"...and he starts coughing like a mad monkey, spewing stuff left and right - right then
it was that I noticed the little greenish wiggly stuck in his left calf. Blam! One shot took
his leg clean off...we got him bandaged and evacced in 10 minutes. Bugger lived. Thanked
me 'fterwards, of course. Without my expert marksmanship, he'd 'ave been chewing his own
leg off in ten minutes after that burrowmite got to his guts..."
Sergeant Joe Malmer, 3rd Battalion (SOCOM BlueEyes)
describing another successful incursion into the Sumatran Denied Area
If you thought a metre-long flukeworm living in some poor Third World bugger's stomach
was bad, think again. In the super-evolved climate of 2038, all the little nasties
that gave you such bad nightmares have crawled out from under their rocks, ready to sink
their little teeth into any part of your anatomy - but preferably your insides.
It all started with those wonderful "How to Cripple a Regiment in Thirty Minutes" lab studies
by well-meaning military scientists in China, America, Russia, and Europe, and ended up
with kids wearing transparent body-suits to school and adults undergoing 3 hours of
decontamination procedures at O'Hare just to get on a local flight. You can imagine what
that did to global tourism. You can almost get used to the unobtrusive hourly
tissue-sampling done in Intercon offices. Almost. Nowadays the dedicated staff of the Medical Collegium,
aided by hyperaware Great Minds, have reduced contamination levels to those approaching
the TwenCen - in the rich cities, that is. If you happen to be travelling through
Belgrade or Louisiana, you'd better bone up on parasites, or you're worse than dogfood.
'Parasites' is a generic term used to describe all manner of infectious bacteria,
microparasites, worms, fungi, amoebas, and other types of small-scale flora and fauna
which damage or kill people. Macroparasites are the mutated large-scale versions of
these small-fry, but they're rare. Parasites come in an amazing variety of forms and
functions. Two examples are given here:

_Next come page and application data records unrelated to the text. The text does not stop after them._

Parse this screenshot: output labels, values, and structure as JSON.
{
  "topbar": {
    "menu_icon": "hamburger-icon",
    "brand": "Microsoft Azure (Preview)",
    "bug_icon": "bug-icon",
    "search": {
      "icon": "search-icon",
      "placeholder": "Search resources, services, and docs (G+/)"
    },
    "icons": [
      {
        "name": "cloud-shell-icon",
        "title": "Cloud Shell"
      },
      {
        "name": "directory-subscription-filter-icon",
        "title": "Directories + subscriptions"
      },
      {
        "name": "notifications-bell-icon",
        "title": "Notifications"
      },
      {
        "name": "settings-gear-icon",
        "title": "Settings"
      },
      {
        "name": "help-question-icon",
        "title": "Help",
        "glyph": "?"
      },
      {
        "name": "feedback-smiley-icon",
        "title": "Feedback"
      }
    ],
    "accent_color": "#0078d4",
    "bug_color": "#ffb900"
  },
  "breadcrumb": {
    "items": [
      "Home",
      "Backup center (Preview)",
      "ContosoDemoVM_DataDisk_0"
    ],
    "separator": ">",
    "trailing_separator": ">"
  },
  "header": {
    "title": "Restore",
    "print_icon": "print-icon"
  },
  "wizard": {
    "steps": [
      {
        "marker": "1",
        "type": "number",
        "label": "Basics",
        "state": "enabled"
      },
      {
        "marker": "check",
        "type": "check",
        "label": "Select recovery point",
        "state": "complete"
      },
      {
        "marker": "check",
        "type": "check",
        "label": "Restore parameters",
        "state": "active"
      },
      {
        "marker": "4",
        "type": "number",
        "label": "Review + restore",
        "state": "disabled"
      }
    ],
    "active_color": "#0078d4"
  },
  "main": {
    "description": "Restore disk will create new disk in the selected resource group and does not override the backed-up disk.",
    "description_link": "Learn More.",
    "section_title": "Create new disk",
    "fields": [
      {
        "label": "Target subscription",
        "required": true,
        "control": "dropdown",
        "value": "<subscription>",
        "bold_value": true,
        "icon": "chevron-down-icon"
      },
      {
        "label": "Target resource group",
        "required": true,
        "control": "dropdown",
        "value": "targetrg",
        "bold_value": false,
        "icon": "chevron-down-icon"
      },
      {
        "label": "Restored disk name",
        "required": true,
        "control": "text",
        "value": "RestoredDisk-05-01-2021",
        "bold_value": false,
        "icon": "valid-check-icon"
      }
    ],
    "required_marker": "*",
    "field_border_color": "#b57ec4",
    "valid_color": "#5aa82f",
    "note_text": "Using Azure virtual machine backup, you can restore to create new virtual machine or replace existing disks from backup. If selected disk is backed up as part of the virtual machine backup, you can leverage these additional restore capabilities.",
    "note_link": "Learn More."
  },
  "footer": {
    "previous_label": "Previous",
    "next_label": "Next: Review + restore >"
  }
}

An unpleasant and aggressive gut-worm which latches onto any small wound in the lower
body, injecting the host with thousands of tiny baby worms which eventually migrate
to the colon and the intestines. After a gestation period of several days during
which they feed on nutrients from the host, these worms grow to lengths of 20-30cm
and eventually begin feeding on internal organs towards the surface. These process
is, of course, agonizing unless subdued with strong painkillers. People often
mistake an infection for stomach cramps and take painkiller pharms, thereby
ensuring their own deaths.
ENTRY: blood contact or dermal abrasion area
RANGE: any but boreal climates
VECTOR: any fluid during reproduction; blood->intestine during gestation
GESTATION: 48-72 hours
EFFECTS: 0-48 hours : mild itching in entry area. 48-60 hours: hunger not satiated
by consumption, stomach cramps. 60-72 hours: intense pain in abdominal area, followed
by internal bleeding, and eventual death unless removed.
REPRODUCTION: asexual blood-water interface contact
TREATMENT: 10 ccs of bihydrated sulphates to induce dormant state, followed
by invasive surgery to remove parasite.